• What the task asks
Print all the entries verbatim.

Interface dataset entries
================================
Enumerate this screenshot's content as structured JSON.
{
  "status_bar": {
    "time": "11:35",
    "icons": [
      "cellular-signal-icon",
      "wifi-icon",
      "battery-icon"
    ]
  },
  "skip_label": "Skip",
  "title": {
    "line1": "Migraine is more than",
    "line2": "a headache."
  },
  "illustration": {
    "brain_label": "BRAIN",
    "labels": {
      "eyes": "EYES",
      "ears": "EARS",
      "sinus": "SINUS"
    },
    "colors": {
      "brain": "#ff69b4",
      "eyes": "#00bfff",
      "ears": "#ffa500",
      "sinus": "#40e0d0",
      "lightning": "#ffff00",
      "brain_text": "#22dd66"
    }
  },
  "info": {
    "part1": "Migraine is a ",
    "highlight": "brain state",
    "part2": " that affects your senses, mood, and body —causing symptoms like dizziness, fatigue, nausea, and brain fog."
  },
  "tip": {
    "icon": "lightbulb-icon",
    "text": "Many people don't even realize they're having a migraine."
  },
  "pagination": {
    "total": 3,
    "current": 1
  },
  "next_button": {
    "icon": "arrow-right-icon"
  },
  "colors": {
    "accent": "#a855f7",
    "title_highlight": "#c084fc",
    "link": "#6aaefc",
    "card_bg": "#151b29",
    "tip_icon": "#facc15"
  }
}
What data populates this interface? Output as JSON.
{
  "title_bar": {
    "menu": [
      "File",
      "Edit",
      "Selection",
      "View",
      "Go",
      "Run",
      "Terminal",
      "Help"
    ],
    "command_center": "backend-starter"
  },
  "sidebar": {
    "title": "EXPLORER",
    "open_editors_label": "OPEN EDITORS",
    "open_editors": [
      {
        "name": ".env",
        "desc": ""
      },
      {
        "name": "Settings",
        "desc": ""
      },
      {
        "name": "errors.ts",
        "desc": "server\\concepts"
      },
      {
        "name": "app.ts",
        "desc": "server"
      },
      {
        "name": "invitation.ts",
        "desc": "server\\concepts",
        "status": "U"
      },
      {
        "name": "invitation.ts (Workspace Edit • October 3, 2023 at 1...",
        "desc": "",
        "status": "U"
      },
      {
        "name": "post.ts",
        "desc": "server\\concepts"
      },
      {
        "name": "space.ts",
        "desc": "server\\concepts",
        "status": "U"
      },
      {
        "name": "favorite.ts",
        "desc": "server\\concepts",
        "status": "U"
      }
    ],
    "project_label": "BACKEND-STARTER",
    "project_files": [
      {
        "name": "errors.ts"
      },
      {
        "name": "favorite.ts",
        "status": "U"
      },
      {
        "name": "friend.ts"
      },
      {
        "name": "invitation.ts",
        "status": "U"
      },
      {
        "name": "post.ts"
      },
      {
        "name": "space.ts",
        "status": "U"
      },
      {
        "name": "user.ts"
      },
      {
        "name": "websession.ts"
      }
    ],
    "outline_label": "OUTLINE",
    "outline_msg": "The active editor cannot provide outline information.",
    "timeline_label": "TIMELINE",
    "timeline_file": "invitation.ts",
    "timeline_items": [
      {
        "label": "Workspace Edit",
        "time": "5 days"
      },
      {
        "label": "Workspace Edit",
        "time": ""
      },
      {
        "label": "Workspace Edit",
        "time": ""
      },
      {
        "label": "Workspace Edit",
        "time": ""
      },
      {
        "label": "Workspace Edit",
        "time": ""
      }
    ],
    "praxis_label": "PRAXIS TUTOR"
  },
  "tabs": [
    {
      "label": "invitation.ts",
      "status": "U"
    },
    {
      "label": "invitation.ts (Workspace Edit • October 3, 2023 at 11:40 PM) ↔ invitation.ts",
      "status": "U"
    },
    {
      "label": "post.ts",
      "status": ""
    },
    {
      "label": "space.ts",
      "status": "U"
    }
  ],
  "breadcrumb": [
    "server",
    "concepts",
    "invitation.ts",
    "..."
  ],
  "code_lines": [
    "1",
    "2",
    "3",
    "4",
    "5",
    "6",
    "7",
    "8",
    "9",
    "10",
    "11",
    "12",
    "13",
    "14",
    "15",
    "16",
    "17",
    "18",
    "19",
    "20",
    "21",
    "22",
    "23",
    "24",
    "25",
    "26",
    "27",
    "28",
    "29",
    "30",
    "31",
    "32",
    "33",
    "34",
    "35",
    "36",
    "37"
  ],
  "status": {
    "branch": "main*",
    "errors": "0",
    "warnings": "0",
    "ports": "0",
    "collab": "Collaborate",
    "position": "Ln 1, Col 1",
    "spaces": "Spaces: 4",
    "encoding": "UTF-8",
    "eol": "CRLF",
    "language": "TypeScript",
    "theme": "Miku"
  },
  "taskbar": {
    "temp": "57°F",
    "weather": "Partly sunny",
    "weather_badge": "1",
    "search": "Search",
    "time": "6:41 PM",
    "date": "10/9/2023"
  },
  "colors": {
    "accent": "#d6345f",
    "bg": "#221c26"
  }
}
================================
• Expected output
Enumerate this screenshot's content as structured JSON.
{
  "status_bar": {
    "time": "11:35",
    "icons": [
      "cellular-signal-icon",
      "wifi-icon",
      "battery-icon"
    ]
  },
  "skip_label": "Skip",
  "title": {
    "line1": "Migraine is more than",
    "line2": "a headache."
  },
  "illustration": {
    "brain_label": "BRAIN",
    "labels": {
      "eyes": "EYES",
      "ears": "EARS",
      "sinus": "SINUS"
    },
    "colors": {
      "brain": "#ff69b4",
      "eyes": "#00bfff",
      "ears": "#ffa500",
      "sinus": "#40e0d0",
      "lightning": "#ffff00",
      "brain_text": "#22dd66"
    }
  },
  "info": {
    "part1": "Migraine is a ",
    "highlight": "brain state",
    "part2": " that affects your senses, mood, and body —causing symptoms like dizziness, fatigue, nausea, and brain fog."
  },
  "tip": {
    "icon": "lightbulb-icon",
    "text": "Many people don't even realize they're having a migraine."
  },
  "pagination": {
    "total": 3,
    "current": 1
  },
  "next_button": {
    "icon": "arrow-right-icon"
  },
  "colors": {
    "accent": "#a855f7",
    "title_highlight": "#c084fc",
    "link": "#6aaefc",
    "card_bg": "#151b29",
    "tip_icon": "#facc15"
  }
}
What data populates this interface? Output as JSON.
{
  "title_bar": {
    "menu": [
      "File",
      "Edit",
      "Selection",
      "View",
      "Go",
      "Run",
      "Terminal",
      "Help"
    ],
    "command_center": "backend-starter"
  },
  "sidebar": {
    "title": "EXPLORER",
    "open_editors_label": "OPEN EDITORS",
    "open_editors": [
      {
        "name": ".env",
        "desc": ""
      },
      {
        "name": "Settings",
        "desc": ""
      },
      {
        "name": "errors.ts",
        "desc": "server\\concepts"
      },
      {
        "name": "app.ts",
        "desc": "server"
      },
      {
        "name": "invitation.ts",
        "desc": "server\\concepts",
        "status": "U"
      },
      {
        "name": "invitation.ts (Workspace Edit • October 3, 2023 at 1...",
        "desc": "",
        "status": "U"
      },
      {
        "name": "post.ts",
        "desc": "server\\concepts"
      },
      {
        "name": "space.ts",
        "desc": "server\\concepts",
        "status": "U"
      },
      {
        "name": "favorite.ts",
        "desc": "server\\concepts",
        "status": "U"
      }
    ],
    "project_label": "BACKEND-STARTER",
    "project_files": [
      {
        "name": "errors.ts"
      },
      {
        "name": "favorite.ts",
        "status": "U"
      },
      {
        "name": "friend.ts"
      },
      {
        "name": "invitation.ts",
        "status": "U"
      },
      {
        "name": "post.ts"
      },
      {
        "name": "space.ts",
        "status": "U"
      },
      {
        "name": "user.ts"
      },
      {
        "name": "websession.ts"
      }
    ],
    "outline_label": "OUTLINE",
    "outline_msg": "The active editor cannot provide outline information.",
    "timeline_label": "TIMELINE",
    "timeline_file": "invitation.ts",
    "timeline_items": [
      {
        "label": "Workspace Edit",
        "time": "5 days"
      },
      {
        "label": "Workspace Edit",
        "time": ""
      },
      {
        "label": "Workspace Edit",
        "time": ""
      },
      {
        "label": "Workspace Edit",
        "time": ""
      },
      {
        "label": "Workspace Edit",
        "time": ""
      }
    ],
    "praxis_label": "PRAXIS TUTOR"
  },
  "tabs": [
    {
      "label": "invitation.ts",
      "status": "U"
    },
    {
      "label": "invitation.ts (Workspace Edit • October 3, 2023 at 11:40 PM) ↔ invitation.ts",
      "status": "U"
    },
    {
      "label": "post.ts",
      "status": ""
    },
    {
      "label": "space.ts",
      "status": "U"
    }
  ],
  "breadcrumb": [
    "server",
    "concepts",
    "invitation.ts",
    "..."
  ],
  "code_lines": [
    "1",
    "2",
    "3",
    "4",
    "5",
    "6",
    "7",
    "8",
    "9",
    "10",
    "11",
    "12",
    "13",
    "14",
    "15",
    "16",
    "17",
    "18",
    "19",
    "20",
    "21",
    "22",
    "23",
    "24",
    "25",
    "26",
    "27",
    "28",
    "29",
    "30",
    "31",
    "32",
    "33",
    "34",
    "35",
    "36",
    "37"
  ],
  "status": {
    "branch": "main*",
    "errors": "0",
    "warnings": "0",
    "ports": "0",
    "collab": "Collaborate",
    "position": "Ln 1, Col 1",
    "spaces": "Spaces: 4",
    "encoding": "UTF-8",
    "eol": "CRLF",
    "language": "TypeScript",
    "theme": "Miku"
  },
  "taskbar": {
    "temp": "57°F",
    "weather": "Partly sunny",
    "weather_badge": "1",
    "search": "Search",
    "time": "6:41 PM",
    "date": "10/9/2023"
  },
  "colors": {
    "accent": "#d6345f",
    "bg": "#221c26"
  }
}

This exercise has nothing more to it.